§ **Task prompt**
Where does the word "this" occur in the data below? Copy each line that holds it.
---------- Provided data
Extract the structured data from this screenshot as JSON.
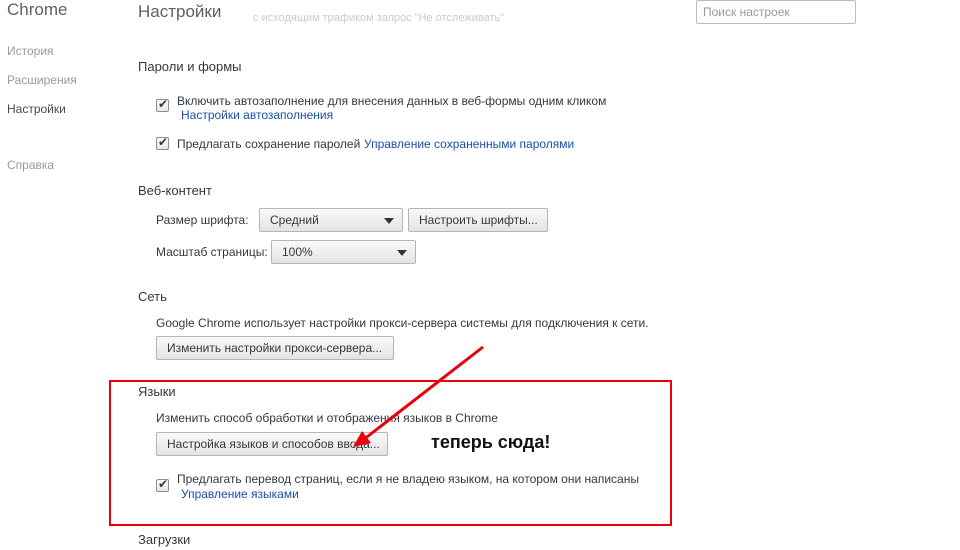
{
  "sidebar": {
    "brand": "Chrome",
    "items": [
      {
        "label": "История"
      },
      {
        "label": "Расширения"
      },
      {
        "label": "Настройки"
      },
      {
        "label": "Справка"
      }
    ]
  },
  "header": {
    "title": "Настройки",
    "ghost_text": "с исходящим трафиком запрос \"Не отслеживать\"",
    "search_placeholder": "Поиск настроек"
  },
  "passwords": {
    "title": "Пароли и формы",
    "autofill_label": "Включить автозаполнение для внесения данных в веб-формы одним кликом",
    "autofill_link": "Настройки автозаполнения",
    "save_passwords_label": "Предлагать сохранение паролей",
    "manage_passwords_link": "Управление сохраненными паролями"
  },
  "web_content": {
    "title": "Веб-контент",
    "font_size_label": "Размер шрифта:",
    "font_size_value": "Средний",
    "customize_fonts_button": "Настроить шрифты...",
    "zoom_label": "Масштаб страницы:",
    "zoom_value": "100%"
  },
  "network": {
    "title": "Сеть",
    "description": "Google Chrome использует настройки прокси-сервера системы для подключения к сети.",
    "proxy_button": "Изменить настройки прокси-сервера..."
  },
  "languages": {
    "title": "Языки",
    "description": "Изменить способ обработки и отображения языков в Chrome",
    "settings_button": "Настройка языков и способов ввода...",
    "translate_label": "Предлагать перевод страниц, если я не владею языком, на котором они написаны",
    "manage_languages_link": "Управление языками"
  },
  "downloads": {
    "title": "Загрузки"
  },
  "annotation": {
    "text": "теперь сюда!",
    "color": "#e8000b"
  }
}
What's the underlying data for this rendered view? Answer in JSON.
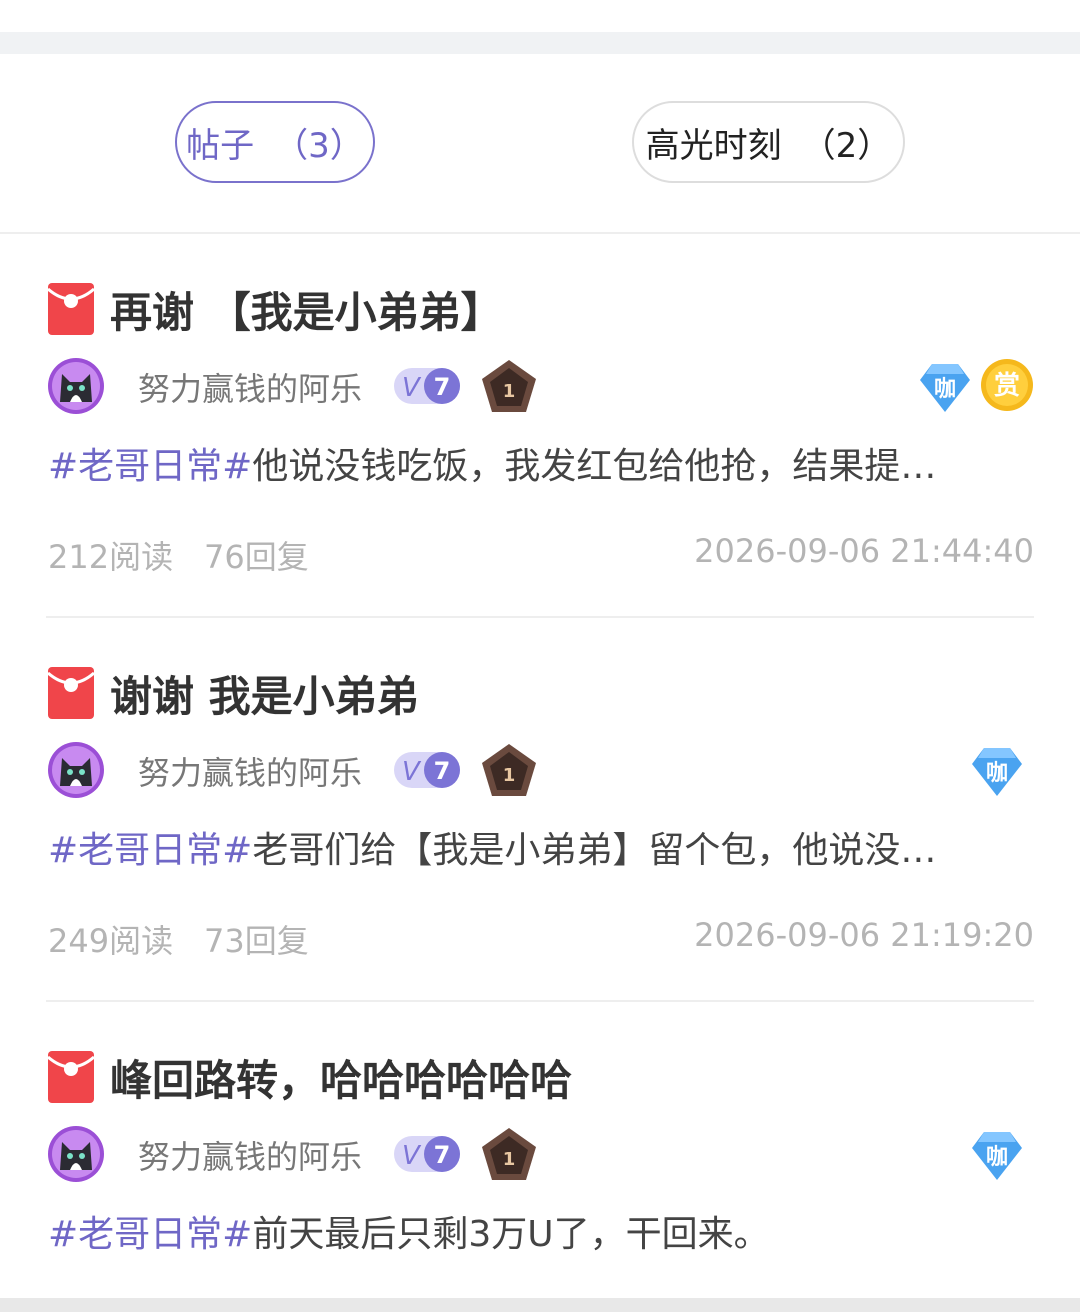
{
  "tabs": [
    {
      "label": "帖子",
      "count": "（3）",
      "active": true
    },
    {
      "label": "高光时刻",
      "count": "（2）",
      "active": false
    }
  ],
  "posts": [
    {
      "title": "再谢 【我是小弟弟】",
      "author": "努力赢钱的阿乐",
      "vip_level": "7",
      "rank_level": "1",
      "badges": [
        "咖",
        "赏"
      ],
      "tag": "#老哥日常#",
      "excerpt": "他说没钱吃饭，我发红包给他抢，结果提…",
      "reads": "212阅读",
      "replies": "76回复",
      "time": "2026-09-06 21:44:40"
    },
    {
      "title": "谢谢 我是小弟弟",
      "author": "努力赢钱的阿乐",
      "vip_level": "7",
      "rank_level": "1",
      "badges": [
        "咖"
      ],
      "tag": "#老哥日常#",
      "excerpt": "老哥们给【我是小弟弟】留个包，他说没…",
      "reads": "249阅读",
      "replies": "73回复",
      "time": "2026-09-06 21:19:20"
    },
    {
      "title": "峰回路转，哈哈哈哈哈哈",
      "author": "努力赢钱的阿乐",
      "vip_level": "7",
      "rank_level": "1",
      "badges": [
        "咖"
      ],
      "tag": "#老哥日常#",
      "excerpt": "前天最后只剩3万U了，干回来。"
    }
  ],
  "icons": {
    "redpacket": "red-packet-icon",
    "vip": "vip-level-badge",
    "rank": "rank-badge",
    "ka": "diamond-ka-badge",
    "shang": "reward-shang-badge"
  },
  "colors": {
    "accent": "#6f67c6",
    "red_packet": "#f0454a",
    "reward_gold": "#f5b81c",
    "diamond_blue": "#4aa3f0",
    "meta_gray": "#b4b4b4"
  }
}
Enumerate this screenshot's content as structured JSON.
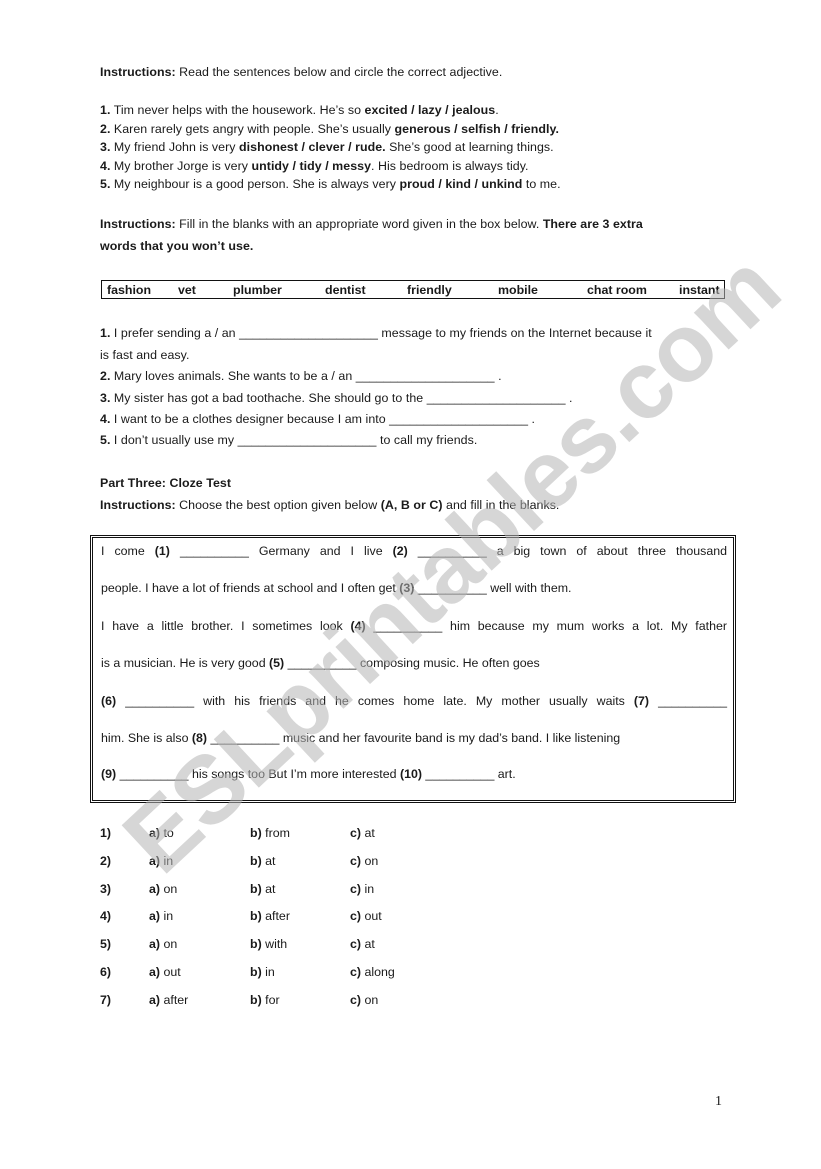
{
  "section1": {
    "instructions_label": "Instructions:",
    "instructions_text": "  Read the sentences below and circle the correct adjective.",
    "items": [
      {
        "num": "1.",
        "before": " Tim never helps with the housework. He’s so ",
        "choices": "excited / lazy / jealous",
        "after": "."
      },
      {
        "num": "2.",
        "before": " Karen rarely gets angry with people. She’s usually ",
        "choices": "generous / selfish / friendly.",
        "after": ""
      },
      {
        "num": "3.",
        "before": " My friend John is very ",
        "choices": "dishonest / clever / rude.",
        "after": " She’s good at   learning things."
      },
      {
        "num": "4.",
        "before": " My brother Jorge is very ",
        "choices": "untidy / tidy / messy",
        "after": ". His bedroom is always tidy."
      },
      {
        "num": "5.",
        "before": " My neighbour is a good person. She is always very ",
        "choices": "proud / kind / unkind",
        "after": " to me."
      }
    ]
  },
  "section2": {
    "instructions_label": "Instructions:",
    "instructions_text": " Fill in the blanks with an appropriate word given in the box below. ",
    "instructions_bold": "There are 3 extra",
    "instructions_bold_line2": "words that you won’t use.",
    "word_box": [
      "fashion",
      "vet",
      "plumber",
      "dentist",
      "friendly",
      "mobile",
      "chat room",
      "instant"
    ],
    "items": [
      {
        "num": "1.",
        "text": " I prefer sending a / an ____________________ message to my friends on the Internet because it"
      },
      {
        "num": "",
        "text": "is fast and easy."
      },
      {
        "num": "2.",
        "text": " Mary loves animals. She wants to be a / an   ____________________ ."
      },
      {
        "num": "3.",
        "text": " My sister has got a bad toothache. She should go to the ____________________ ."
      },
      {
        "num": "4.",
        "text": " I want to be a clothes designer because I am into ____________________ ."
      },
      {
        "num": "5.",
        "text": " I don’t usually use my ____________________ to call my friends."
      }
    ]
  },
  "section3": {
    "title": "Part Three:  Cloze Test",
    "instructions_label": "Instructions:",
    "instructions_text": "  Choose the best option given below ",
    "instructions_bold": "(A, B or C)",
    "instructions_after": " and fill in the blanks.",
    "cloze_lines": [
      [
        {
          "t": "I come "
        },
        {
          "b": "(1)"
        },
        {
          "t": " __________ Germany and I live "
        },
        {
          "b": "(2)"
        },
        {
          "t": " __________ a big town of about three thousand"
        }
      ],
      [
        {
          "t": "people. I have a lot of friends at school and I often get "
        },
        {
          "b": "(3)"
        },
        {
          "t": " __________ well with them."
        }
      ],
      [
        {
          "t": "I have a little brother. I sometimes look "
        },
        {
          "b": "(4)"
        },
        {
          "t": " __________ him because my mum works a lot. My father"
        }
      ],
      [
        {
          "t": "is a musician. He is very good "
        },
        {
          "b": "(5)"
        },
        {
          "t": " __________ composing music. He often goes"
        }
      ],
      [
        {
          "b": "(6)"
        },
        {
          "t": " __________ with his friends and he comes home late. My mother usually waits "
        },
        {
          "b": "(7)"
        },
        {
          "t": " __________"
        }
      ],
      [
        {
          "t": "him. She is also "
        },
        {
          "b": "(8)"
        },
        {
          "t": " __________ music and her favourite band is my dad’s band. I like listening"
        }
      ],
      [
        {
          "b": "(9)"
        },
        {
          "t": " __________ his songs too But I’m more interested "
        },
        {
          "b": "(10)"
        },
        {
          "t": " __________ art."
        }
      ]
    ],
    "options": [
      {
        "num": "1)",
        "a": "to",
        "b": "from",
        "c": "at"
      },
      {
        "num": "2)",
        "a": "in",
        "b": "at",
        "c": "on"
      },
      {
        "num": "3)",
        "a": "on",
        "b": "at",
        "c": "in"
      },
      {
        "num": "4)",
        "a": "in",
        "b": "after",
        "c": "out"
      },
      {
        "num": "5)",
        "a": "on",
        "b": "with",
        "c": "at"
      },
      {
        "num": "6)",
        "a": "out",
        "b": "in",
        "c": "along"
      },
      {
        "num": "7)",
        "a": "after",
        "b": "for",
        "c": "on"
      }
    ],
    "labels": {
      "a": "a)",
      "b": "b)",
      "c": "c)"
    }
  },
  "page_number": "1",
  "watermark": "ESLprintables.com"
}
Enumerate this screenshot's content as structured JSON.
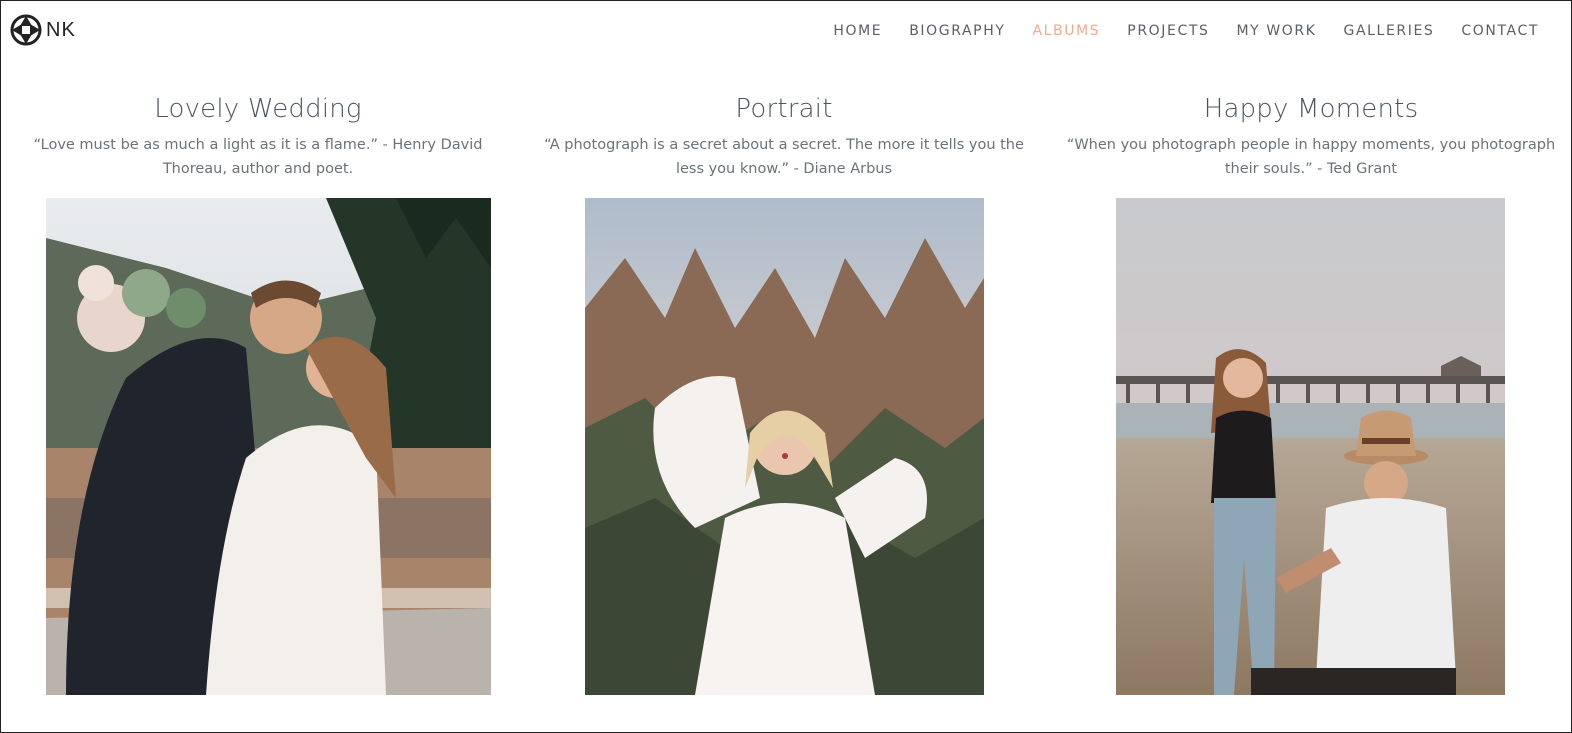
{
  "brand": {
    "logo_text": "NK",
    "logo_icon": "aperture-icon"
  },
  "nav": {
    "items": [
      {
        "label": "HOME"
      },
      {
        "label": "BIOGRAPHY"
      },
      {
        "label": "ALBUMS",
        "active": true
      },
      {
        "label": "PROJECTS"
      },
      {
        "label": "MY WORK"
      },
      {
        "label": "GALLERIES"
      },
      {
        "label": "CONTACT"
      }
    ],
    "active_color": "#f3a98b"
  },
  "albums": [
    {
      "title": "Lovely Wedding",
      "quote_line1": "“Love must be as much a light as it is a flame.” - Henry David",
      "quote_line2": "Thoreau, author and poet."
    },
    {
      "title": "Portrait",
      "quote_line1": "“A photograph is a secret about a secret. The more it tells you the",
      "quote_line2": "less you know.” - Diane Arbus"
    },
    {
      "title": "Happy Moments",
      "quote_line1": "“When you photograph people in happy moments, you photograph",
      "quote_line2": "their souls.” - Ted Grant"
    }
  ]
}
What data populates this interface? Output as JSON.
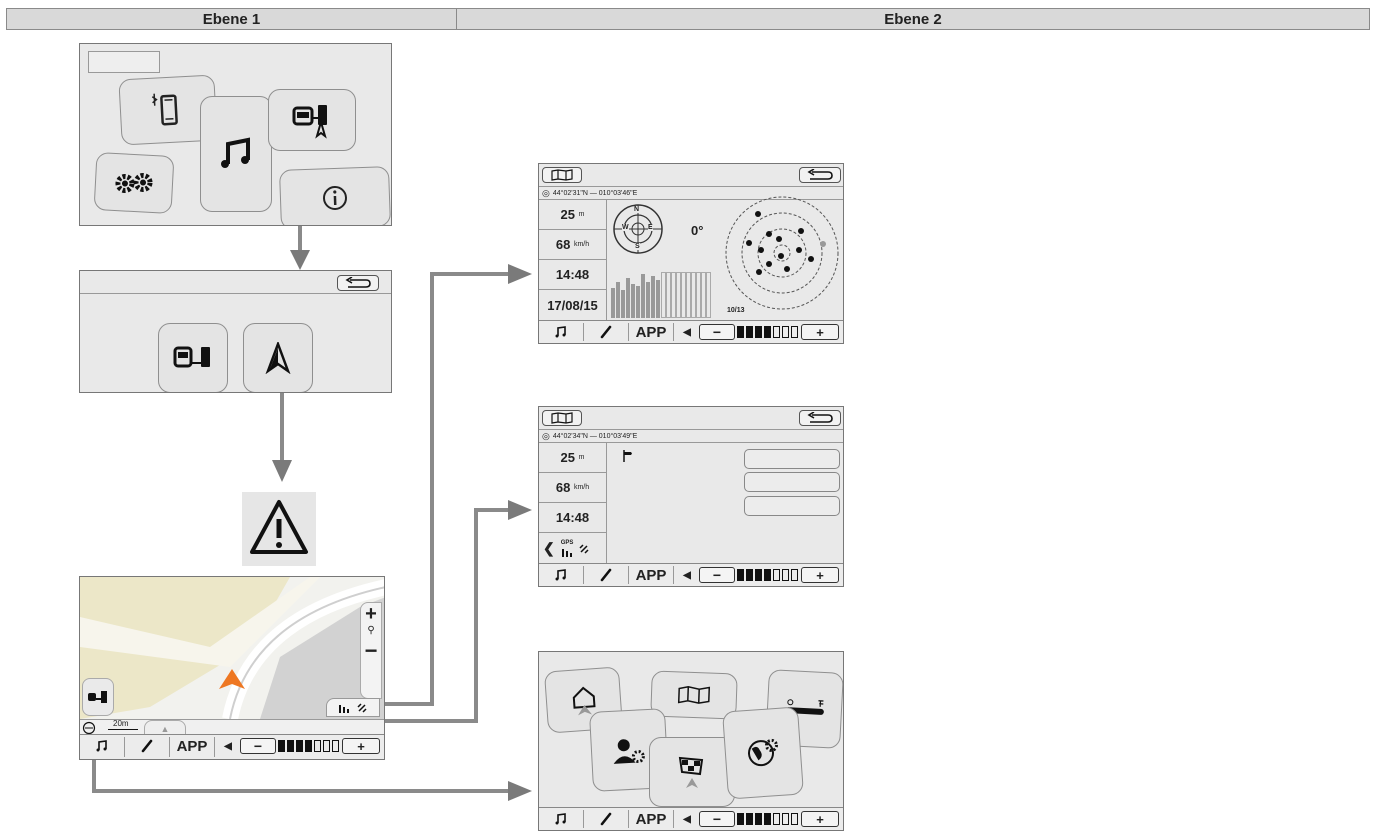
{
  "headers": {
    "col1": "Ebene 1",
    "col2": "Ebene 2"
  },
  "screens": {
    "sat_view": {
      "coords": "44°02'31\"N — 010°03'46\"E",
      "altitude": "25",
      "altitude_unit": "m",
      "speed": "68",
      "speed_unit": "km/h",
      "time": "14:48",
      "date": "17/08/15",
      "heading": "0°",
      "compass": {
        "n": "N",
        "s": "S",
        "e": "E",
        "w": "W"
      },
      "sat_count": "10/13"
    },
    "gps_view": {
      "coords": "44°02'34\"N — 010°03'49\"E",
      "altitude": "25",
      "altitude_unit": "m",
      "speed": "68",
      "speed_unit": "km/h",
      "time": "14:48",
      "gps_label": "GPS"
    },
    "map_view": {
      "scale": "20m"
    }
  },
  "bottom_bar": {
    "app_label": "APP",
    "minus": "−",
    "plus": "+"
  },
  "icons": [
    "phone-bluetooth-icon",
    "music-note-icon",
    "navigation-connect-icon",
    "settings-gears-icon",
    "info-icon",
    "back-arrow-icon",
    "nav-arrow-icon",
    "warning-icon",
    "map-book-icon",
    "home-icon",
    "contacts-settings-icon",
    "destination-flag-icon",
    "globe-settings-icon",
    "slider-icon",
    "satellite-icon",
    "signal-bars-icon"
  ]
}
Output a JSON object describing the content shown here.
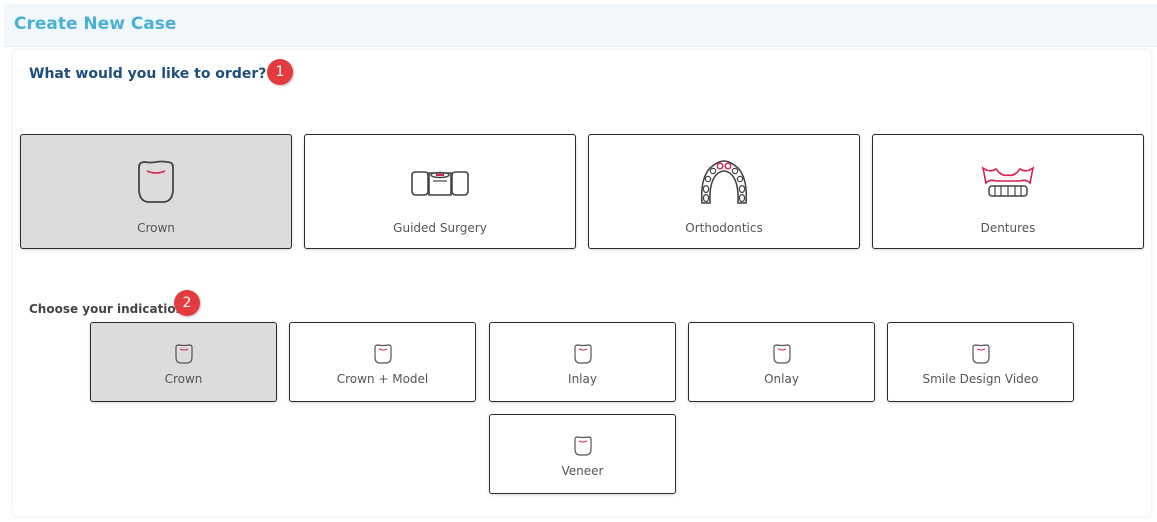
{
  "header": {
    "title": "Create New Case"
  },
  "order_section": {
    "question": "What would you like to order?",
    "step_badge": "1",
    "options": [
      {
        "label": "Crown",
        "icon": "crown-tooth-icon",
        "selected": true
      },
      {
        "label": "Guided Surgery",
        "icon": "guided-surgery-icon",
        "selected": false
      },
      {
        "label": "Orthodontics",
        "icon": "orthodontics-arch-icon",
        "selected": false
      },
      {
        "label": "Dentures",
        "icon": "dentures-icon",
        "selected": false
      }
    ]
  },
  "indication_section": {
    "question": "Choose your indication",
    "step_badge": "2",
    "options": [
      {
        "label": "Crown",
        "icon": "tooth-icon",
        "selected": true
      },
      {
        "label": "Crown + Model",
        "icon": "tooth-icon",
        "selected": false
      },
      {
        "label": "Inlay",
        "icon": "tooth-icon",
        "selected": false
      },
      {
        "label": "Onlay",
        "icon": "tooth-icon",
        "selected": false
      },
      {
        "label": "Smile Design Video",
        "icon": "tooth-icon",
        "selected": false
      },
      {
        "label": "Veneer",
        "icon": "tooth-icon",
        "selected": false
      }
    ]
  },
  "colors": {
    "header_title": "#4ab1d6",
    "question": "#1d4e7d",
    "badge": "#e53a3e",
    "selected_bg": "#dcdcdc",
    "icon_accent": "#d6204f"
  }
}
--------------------
§ **Task result**
Extract the structured data from this screenshot as JSON.
What's the underlying data for this rendered view? Answer in JSON.
Enumerate this screenshot's content as structured JSON.
Enumerate this screenshot's content as structured JSON.
What data populates this interface? Output as JSON.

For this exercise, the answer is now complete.